Chase Jarvis has become one of the most inspiring figures for both amateur and professional photographers alike. His successful career as an advertisement photographer has only been eclipsed by his overall entrepreneurship. Recently Chase sat down for an interview with Tamara Lackey to explain his self proclaimed “10 year overnight success”. I absolutely love his statement “what makes you hirable is not your technical proficiency, that is assumed…it is your vision: how you see the world.” So many photographers focus entirely too much on their lighting and completely overlook creating an image that resonates with their viewer. There is a quote that says something like “a photograph that requires a caption is a failed photograph” but I think a photographer could go further and say “people don’t care about what you had to do to create the photo, they just want to be wowed by the final image.”
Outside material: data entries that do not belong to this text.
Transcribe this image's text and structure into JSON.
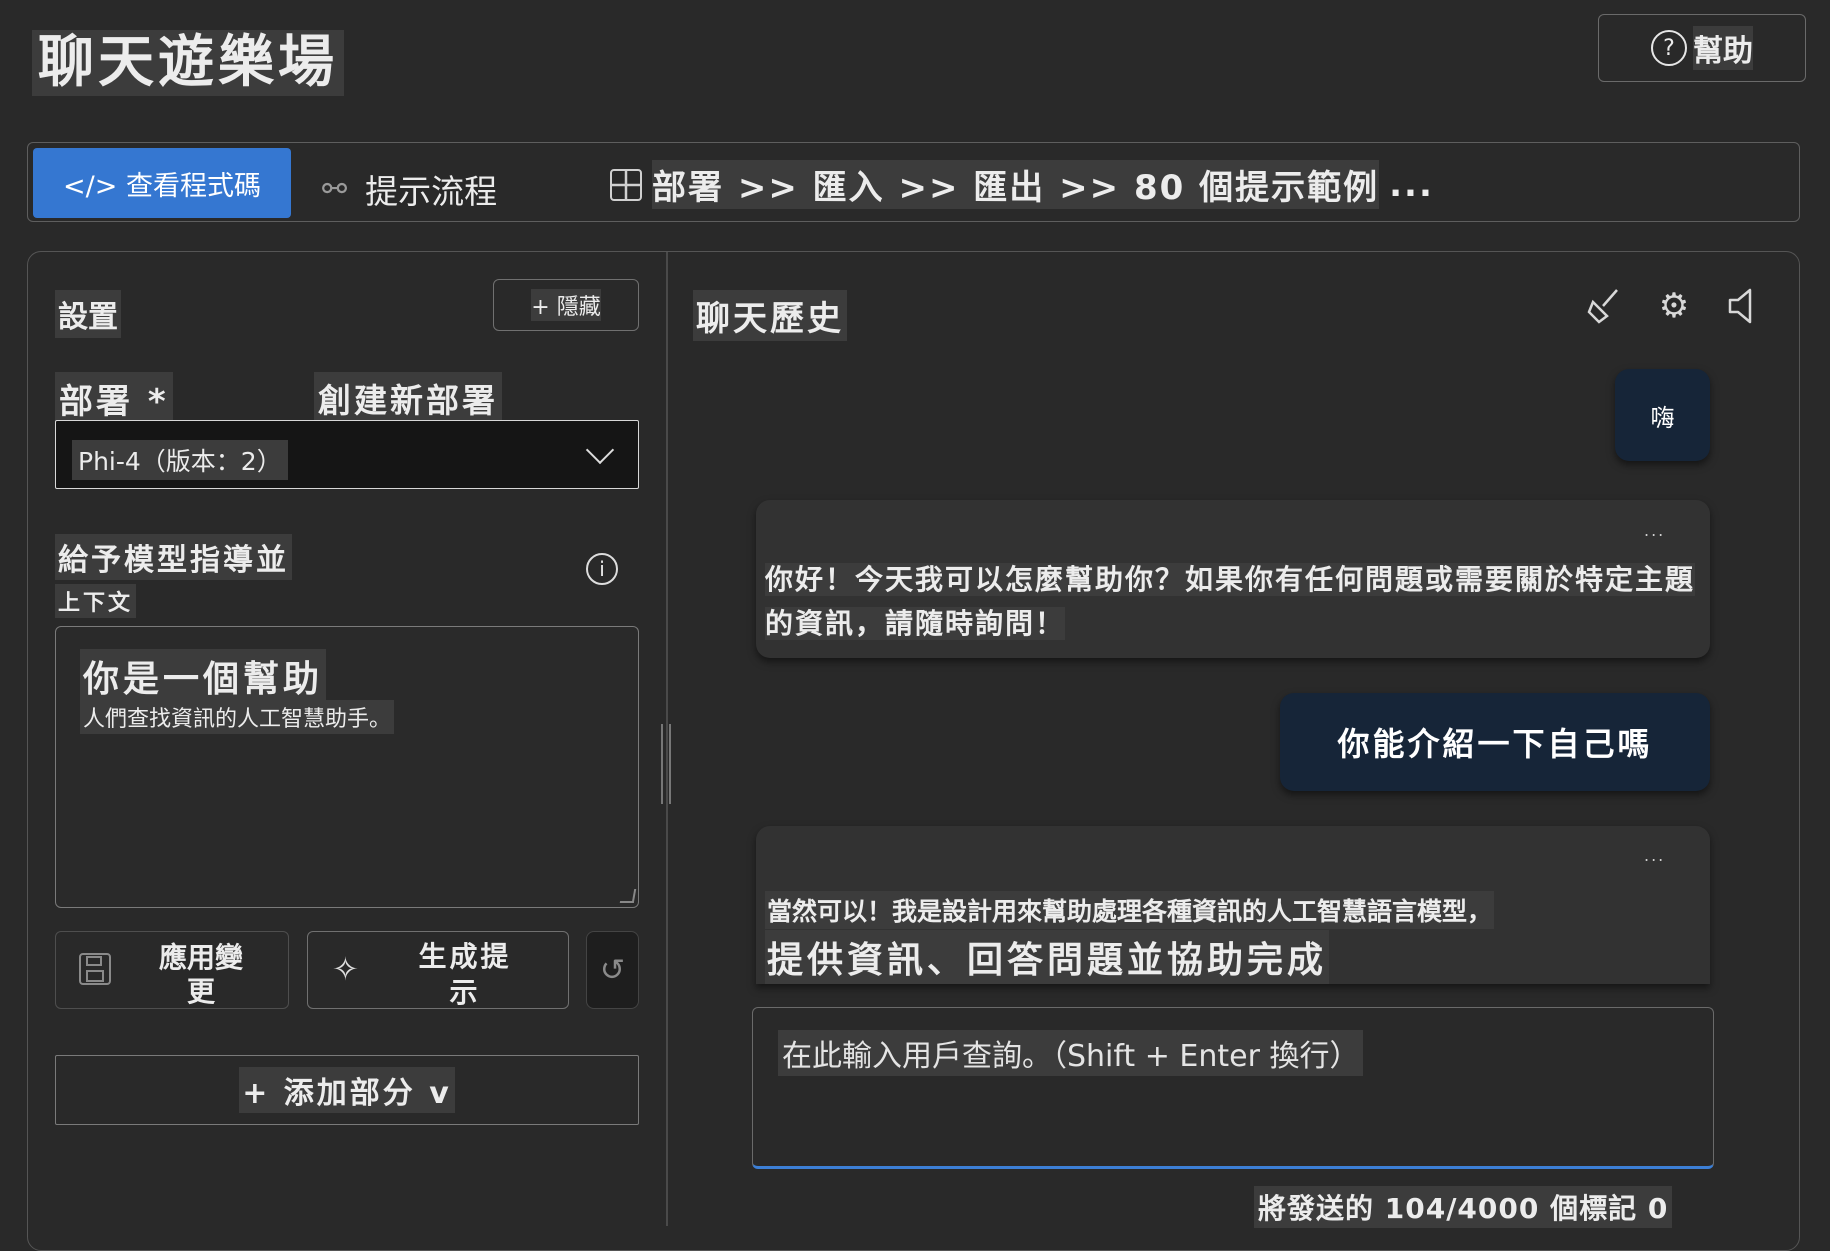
{
  "header": {
    "title": "聊天遊樂場",
    "help_label": "幫助"
  },
  "toolbar": {
    "view_code_label": "</> 查看程式碼",
    "prompt_flow_label": "提示流程",
    "deploy_chain_label": "部署 >> 匯入 >> 匯出 >> 80 個提示範例",
    "more_label": "..."
  },
  "settings": {
    "title": "設置",
    "hide_label": "+ 隱藏",
    "deployment_label": "部署 *",
    "create_deployment_label": "創建新部署",
    "deployment_value": "Phi-4（版本：2）",
    "guidance_title": "給予模型指導並",
    "guidance_subtitle": "上下文",
    "system_message_line1": "你是一個幫助",
    "system_message_line2": "人們查找資訊的人工智慧助手。",
    "apply_label": "應用變更",
    "generate_label": "生成提示",
    "add_section_label": "+ 添加部分 v"
  },
  "chat": {
    "title": "聊天歷史",
    "icons": [
      "broom-icon",
      "gear-icon",
      "speaker-icon"
    ],
    "messages": {
      "user1": "嗨",
      "ai1_menu": "...",
      "ai1": "你好！今天我可以怎麼幫助你？如果你有任何問題或需要關於特定主題的資訊，請隨時詢問！",
      "user2": "你能介紹一下自己嗎",
      "ai2_menu": "...",
      "ai2_line1": "當然可以！我是設計用來幫助處理各種資訊的人工智慧語言模型，",
      "ai2_line2": "提供資訊、回答問題並協助完成"
    },
    "input_placeholder": "在此輸入用戶查詢。（Shift + Enter 換行）",
    "token_count": "將發送的 104/4000 個標記 0"
  },
  "colors": {
    "background": "#292929",
    "accent": "#3577d1",
    "user_bubble": "#162538",
    "ai_bubble": "#323232"
  }
}
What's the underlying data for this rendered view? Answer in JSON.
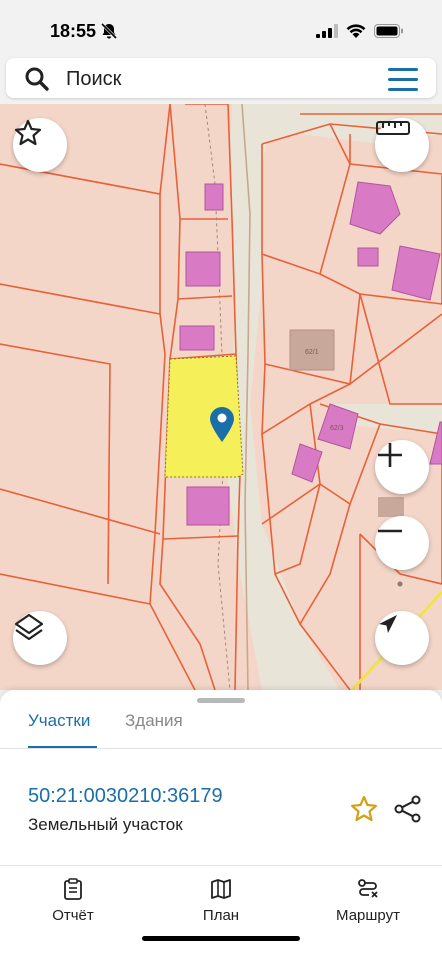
{
  "status": {
    "time": "18:55"
  },
  "search": {
    "placeholder": "Поиск"
  },
  "map": {
    "labels": [
      "62/1",
      "62/3"
    ]
  },
  "sheet": {
    "tabs": [
      {
        "label": "Участки",
        "active": true
      },
      {
        "label": "Здания",
        "active": false
      }
    ],
    "parcel": {
      "cadastral_number": "50:21:0030210:36179",
      "type": "Земельный участок"
    }
  },
  "bottom_nav": [
    {
      "label": "Отчёт",
      "icon": "report-icon"
    },
    {
      "label": "План",
      "icon": "map-book-icon"
    },
    {
      "label": "Маршрут",
      "icon": "route-icon"
    }
  ],
  "colors": {
    "accent": "#1a6fa8",
    "parcel_fill": "#f5ef5a",
    "building": "#d97bc4",
    "plot_line": "#e8613a",
    "star_gold": "#d4a017"
  }
}
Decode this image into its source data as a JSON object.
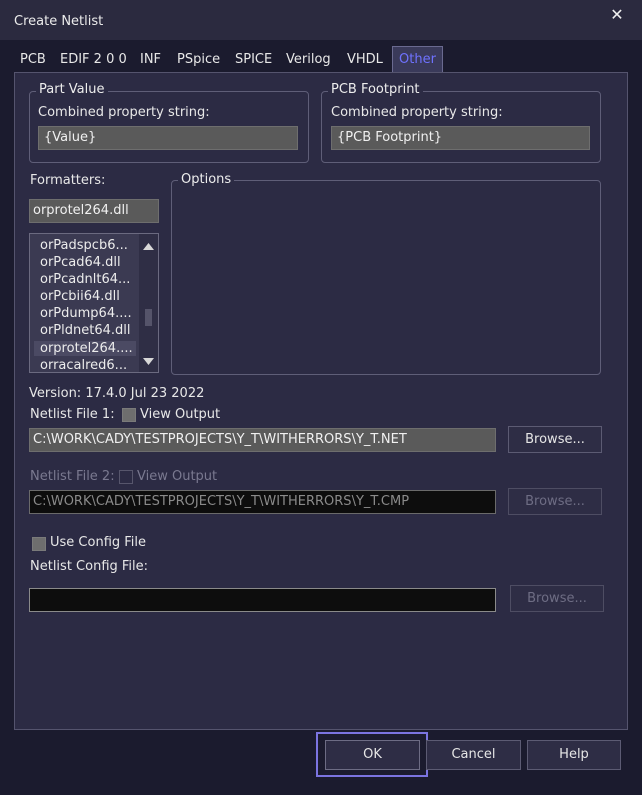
{
  "window": {
    "title": "Create Netlist",
    "close_glyph": "✕"
  },
  "tabs": [
    "PCB",
    "EDIF 2 0 0",
    "INF",
    "PSpice",
    "SPICE",
    "Verilog",
    "VHDL",
    "Other"
  ],
  "active_tab": "Other",
  "part_value": {
    "legend": "Part Value",
    "label": "Combined property string:",
    "value": "{Value}"
  },
  "pcb_footprint": {
    "legend": "PCB Footprint",
    "label": "Combined property string:",
    "value": "{PCB Footprint}"
  },
  "formatters": {
    "label": "Formatters:",
    "selected": "orprotel264.dll",
    "items": [
      "orPadspcb6...",
      "orPcad64.dll",
      "orPcadnlt64...",
      "orPcbii64.dll",
      "orPdump64....",
      "orPldnet64.dll",
      "orprotel264....",
      "orracalred6..."
    ]
  },
  "options": {
    "legend": "Options"
  },
  "version": "Version: 17.4.0  Jul 23 2022",
  "netlist1": {
    "label": "Netlist File 1:",
    "view_output": "View Output",
    "path": "C:\\WORK\\CADY\\TESTPROJECTS\\Y_T\\WITHERRORS\\Y_T.NET",
    "browse": "Browse..."
  },
  "netlist2": {
    "label": "Netlist File 2:",
    "view_output": "View Output",
    "path": "C:\\WORK\\CADY\\TESTPROJECTS\\Y_T\\WITHERRORS\\Y_T.CMP",
    "browse": "Browse..."
  },
  "config": {
    "use_label": "Use Config File",
    "file_label": "Netlist Config File:",
    "path": "",
    "browse": "Browse..."
  },
  "footer": {
    "ok": "OK",
    "cancel": "Cancel",
    "help": "Help"
  },
  "colors": {
    "accent": "#7b74e0",
    "active_tab_text": "#6f72ff"
  }
}
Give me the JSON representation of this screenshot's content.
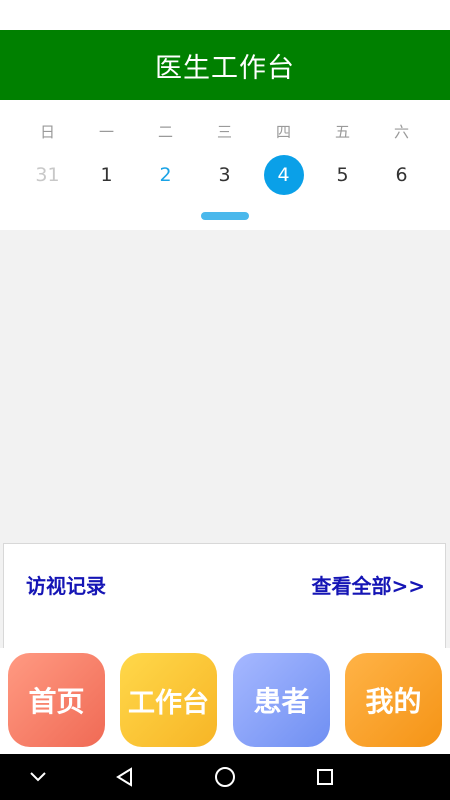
{
  "header": {
    "title": "医生工作台"
  },
  "calendar": {
    "weekdays": [
      "日",
      "一",
      "二",
      "三",
      "四",
      "五",
      "六"
    ],
    "dates": [
      "31",
      "1",
      "2",
      "3",
      "4",
      "5",
      "6"
    ]
  },
  "visit_card": {
    "title": "访视记录",
    "view_all": "查看全部>>"
  },
  "bottom_nav": {
    "home": "首页",
    "workbench": "工作台",
    "patients": "患者",
    "mine": "我的"
  },
  "colors": {
    "header_bg": "#008000",
    "selected_date": "#0aa0e8",
    "card_text": "#1515b5"
  },
  "system_nav": {
    "icons": [
      "chevron-down-icon",
      "back-triangle-icon",
      "home-circle-icon",
      "recents-square-icon"
    ]
  }
}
Many of you know we have been working our asses off producing our first full length Headshot Tutorial with Peter Hurley the most successful headshot photographer in the US. We wrapped up the final production on Monday and threw a fun Fstoppers party to celebrate the end of a very long but rewarding project (thanks for waiting guys). For those of you who are around the NYC area, Peter is doing a free seminar called The Basic Headshot at the BH Photo Store in Manhattan. The event starts at 3pm and Peter would love to answer your questions. After filming Peter work for over 5 days and recently experiencing his magic first hand, I have to say that what Peter brings to the table is useful for more than just headshots. If you make a living from shooting people in front of your camera (or want to make a living doing it) you need to check out Peter’s seminar. It’s guaranteed to change the way you work with your clients. Update: Watch most of the recorded lecture here (wonder who the guy is at 17:40).
We have all read how biased different news organizations can be when it comes to the cold hard facts. We’ve also pretty much come to expect that a photograph tells a story better than anything else. Documentary film maker Ruben Salvadori recently exposed how some of the most epic images from war torn areas of the world are actually staged…and it’s pretty surprising. Ruben recognized how photographers can drastically change the mood of a scene just by being present, so he decided to turn the cameras on the photographers themselves and show just how “dangerous” many of events we see on tv and in print really are. Next time you see an image that appears to be in the thick of the action, step back and ask the question “but how many photographers are standing right off camera?” You can read more here about this video project and let us know what you think in the comments below. [more]
A few weeks ago I posted a video that created a lot of unintentional buzz about poorly compositing athletes together on a football field. Well this video from Monte Isom doesn’t include much photoshop but still produces a lot of great images. Monte always has a great time on his sets and hopefully you NYC readers will be able to share a drink with him tomorrow at our FS Meetup.
This video by Trey Ratcliff is a pretty cool idea. Trey traveled across the world in 80 days and documented his adventures with over 8,000 photographs. I hardly ever travel with a camera when I’m on vacation and even if I did, I’m not sure if I could ever force myself to take so many images in the moment. But then again I probably won’t ever have anything this cool. Click the the full post to watch how Trey made this video.